Haven’t seen anyone post this, its an interesting article from pro team Education First:
I’m extremely thankful to the TR crew and this community for teaching us all of this long before it went mainstream. It vastly improved my cycling life.
I have a few friends that no matter how hard I try to teach them these things just refuse to get on board due to ingrained fear of carbohydrates. Their loss.
Agree. When I tell the guys I ride with my diet is around 75% carbs and I have 150g of sugar in my bottle they shake their heads and call be a diabetic. I’m 6ft and 145lb. Then they accuse me jokingly of using drugs because of how fast I am. Go figure.
If they saw my recovery drink they would die. Oats, soy milk, golden syrup, banana, cacao powder and a massive pile of coco puffs on top.
It does surprise me how many just drink water and think that is all they need
Some new things in detail, and some things we’ve heard here like Amber saying “Don’t stop eating in the last hour of your race…”
TLDR it’s training just like strength and aerobic.
Did you mean to reply to me?
To the thread and agreeing with you that TR has covered many of the same topics…
Nice article. And also good to hear similar information presented slightly differently. Helps hammer home the core principles.
Speaking of hammer, I first learned about nutrition from club mates after bonking 80 miles into my first ever century in 1996. One of the guys handed me a jar of Hammer Perpeteum with a couple servings left, and told me to try it on my next long weekend training ride.
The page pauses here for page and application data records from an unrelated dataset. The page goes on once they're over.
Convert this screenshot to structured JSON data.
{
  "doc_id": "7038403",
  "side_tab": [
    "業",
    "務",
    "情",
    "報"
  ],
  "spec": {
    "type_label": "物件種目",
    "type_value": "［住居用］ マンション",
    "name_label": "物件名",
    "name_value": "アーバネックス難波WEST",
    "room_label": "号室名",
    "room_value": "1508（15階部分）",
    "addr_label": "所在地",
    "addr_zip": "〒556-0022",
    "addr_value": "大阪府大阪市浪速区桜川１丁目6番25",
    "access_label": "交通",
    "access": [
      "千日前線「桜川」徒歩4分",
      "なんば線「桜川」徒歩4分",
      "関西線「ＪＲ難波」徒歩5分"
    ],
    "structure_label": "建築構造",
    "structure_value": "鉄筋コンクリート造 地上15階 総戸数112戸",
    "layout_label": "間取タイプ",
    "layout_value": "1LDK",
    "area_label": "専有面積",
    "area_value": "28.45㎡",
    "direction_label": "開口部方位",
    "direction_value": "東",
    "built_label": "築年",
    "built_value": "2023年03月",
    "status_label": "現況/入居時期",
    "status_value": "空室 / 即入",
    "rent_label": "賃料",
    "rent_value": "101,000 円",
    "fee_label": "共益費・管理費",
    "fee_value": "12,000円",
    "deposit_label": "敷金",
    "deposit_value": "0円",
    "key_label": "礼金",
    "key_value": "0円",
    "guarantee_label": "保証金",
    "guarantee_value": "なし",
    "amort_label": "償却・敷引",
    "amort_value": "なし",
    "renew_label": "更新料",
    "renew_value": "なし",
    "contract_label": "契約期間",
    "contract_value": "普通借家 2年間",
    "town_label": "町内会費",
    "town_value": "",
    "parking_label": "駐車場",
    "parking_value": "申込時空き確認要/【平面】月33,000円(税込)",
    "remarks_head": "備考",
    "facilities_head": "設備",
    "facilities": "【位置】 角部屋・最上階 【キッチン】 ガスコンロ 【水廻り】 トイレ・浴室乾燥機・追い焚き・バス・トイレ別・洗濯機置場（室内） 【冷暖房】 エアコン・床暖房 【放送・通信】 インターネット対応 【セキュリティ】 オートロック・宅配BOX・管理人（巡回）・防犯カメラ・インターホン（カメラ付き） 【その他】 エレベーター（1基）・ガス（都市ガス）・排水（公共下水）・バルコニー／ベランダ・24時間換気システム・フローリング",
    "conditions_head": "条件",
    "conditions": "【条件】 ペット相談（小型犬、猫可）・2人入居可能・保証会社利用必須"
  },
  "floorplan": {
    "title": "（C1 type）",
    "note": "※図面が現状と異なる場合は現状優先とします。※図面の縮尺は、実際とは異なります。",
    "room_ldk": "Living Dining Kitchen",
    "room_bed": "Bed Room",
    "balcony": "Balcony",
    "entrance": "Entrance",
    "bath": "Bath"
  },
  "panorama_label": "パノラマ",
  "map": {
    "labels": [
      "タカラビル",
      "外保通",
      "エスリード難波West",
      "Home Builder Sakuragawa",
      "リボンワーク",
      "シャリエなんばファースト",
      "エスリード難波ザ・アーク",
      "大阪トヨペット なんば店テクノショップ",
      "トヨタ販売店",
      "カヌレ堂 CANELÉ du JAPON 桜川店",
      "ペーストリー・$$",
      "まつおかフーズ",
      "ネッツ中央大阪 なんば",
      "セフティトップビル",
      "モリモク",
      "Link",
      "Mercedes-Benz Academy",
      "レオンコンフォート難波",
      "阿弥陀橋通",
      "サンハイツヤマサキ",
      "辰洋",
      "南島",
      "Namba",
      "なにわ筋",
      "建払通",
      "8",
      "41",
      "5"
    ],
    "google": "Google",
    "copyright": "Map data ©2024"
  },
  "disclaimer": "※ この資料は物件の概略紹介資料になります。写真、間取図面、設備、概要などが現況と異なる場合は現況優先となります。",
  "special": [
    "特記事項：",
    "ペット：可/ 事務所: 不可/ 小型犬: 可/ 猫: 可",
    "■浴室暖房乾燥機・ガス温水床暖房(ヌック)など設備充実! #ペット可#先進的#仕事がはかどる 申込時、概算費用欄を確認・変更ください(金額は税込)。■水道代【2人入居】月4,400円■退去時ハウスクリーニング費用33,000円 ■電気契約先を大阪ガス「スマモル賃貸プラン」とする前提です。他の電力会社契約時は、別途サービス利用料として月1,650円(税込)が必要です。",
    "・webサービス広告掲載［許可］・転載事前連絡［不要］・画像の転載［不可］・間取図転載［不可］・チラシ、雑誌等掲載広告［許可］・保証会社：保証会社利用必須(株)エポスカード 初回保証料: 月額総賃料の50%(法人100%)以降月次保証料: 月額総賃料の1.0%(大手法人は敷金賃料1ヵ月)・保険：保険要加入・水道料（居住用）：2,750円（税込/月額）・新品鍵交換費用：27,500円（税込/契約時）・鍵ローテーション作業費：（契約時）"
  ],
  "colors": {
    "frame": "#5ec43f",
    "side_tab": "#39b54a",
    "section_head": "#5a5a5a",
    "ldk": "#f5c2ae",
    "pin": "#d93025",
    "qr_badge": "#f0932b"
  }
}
Then reading the Time Crunched Cyclist book and CTS blogs. And a couple years experimenting to find what works best for me!
I know a lot of people knock Perpetuem, but I actually liked it.
It worked but gave me gas, I ended up switching to Gu Roctane! #SayNoToVaporTrails
Perpetuem works but it gives me dry heaves … every single time regardless of flavor
not going to train my gut for that
Consuming higher GI, faster-digesting carbs will almost “turn off” the fat burning and switch your body to breaking down carbs for energy
I thought that the source of energy (carb/fat) was dependent on the intensity, not on what has just been eaten.
I believe Chad said as much on a podcast or two. It sure isn’t an on/off switch, but rather more of a curve. Also what you eat also impacts speed of digestion. I don’t recall the order, but eating say a tuna salad sandwich has slower clearance, so following it up with a gel 20 min later, well the gut is still working on the sandwich. The gel will have to wait its turn.
Thank you for posting this WindWarrior. I used to coach people training for their first half and full distance triathlons. I can tell you that this is one of the hardest concepts to get across to them. A lot of them just think they will go out and train extra volume and that’s all there is to it. They don’t realize that once you have been exercising for over 2 hours, energy stores, not athletic ability, becomes the limiting factor.
I would often try to get across to them that the first time one does these distances they should not be racing others, the course, or the clock. It is instead a race against the body. One knows that their energy stores will eventually hit zero. You need to give yourself every advantage possible to complete the distance before that happens.
This article is an “easy to digest” summary that gets that point across rather well. I will refer my athletes to it if I ever get back into coaching.
Yep, They don’t call Unbound an eating contest for nothing.